Tensing and relaxing your muscles (aka "progressive relaxation")

"Progressive relaxation. Tense your toes, breathe in for a 5 count, hold for 5, and then relax as you exhale. Then your calves, then your thighs, your butt, your core, etc."

"Focus on a muscle group. Be it feet, calves, thighs, and just work your way up. Flex your muscles as hard as possible, get that adrenaline going. And after a bit, relax. Slowly work your way up to your head and face. You can feel the waves of calm wash over each section once they relax."

"My dad taught me something similar. While reclined, imagine creating a wave with your body by gently imagining you are putting downward pressure on your sleeping place starting with your head, then shoulders, then back, then legs and then your feet. I sleep on my side so I go head, shoulders, hips, knees then feet."

Hopefully trying some of these tricks will help you find what works to help you fall asleep more easily and quickly. Sweet dreams, everyone!

Reid Thomas Wilson got the coveted Golden Buzzer for his AGT performance.

Ever since American Idol gave us the one-and-only Kelly Clarkson in its first season, modern talent competitions have become a staple of television viewing. We've seen so many incredible performers come through shows like "American Idol," "The Voice," and the "Got Talent" series, but there are still some singers who manage to surprise and delight audiences with their powerful, unique voices.

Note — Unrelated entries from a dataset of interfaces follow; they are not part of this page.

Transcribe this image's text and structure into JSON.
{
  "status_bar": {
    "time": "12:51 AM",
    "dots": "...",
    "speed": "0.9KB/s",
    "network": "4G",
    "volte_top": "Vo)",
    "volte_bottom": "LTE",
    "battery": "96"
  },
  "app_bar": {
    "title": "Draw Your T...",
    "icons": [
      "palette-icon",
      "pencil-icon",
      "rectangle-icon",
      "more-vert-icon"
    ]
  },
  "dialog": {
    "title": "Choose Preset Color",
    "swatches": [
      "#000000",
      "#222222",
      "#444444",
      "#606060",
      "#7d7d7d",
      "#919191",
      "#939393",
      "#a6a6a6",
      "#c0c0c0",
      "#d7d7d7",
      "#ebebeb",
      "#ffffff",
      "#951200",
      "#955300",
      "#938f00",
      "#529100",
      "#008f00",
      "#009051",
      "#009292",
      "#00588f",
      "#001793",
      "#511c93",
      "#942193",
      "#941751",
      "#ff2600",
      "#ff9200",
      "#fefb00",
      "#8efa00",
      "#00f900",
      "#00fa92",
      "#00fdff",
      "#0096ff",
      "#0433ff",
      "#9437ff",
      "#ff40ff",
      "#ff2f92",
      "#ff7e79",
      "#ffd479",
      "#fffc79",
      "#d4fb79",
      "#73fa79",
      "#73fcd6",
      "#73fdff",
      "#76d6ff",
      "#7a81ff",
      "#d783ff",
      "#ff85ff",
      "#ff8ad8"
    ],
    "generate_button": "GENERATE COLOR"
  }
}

For instance, 14-year-old Reid Thomas Wilson.

Reid performed Lesley Gore's 1963 hit "You Don't Own Me" on "America's Got Talent," and it's safe to say no one expected the voice that came out of a boy from Alabama who's still in braces.


Gore was only 17 when she released "You Don't Own Me" and the song has been covered by artists such as Dusty Springfield, Joan Jett and Ann Wilson over the decades, but it's never sounded quite like this. It's no wonder Howie Mandel smashed that Golden Buzzer button, rocketing Reid to the live show round of the competition.

"Well, Reid, we weren't expecting that," said judge Simon Cowell. "You know, I shut my eyes for a moment when you were singing, just to listen to your voice, and then I opened them again and there's this sweet young kid."

Howie Mandel concurred. "I was bowled over because I was surprised…first of all, you're just a 14-year-old kid from Alabama, so I would imagine—I put myself in your position—you were very nervous. And you did come off incredibly nervous, that was a surprise."

As the judges and Reid's mother pointed out, Reid was very nervous at the beginning of the audition, but he ultimately knocked it out of the park.

When Cowell asked what singer he draws inspiration from, Reid said singing legend Aretha Franklin. "Your parents must have great taste in music," said Cowell, to which Reid simply and hilariously responded, "No."

Speaking of Aretha Franklin, Reid has had some experience with virality on social media for some of his at-home singing videos, including one where he sings Franklin's "Aint' No Way." Broadway great Lea Solanga commented on the video, "What on earth????? This kid is incredible!!!!!!!!" Another video in which Reid sang part of "The Impossible Dream" prompted a wave of big-name comments as well, such as Kristin Chenoweth telling him he should audition for her Broadway Boot Camp and Boy George commenting, "Write songs. Your voice deserves new songs."

People on AGT's TikTok of Reid's audition had nothing but praise for the young singer.

"The longer he sang ,the better he got!"

"His voice is very transatlantic vintage and it's AMAZING"

"Amazing voice control. This kid is going places!"

"You could see Simon listening closely and I love it when he does that. He’s picturing success I think."

"His clarity and control at 14 years old HOLY HECK!! he deserves that golden buzzer 😭"

Reid apparently comes from a talented family. His brother, Ryley Tate Wilson, was a competitor on "The Voice" in 2023 at age 16, making it to the semi-finals before being eliminated.

Reid is definitely one to watch, with this much talent at such a young age. Watch the full AGT audition and judges' comments here:

Reid Wilson Receives The GOLDEN BUZZER For "You Don't Own Me" | Auditions | AGT 2024www.youtube.com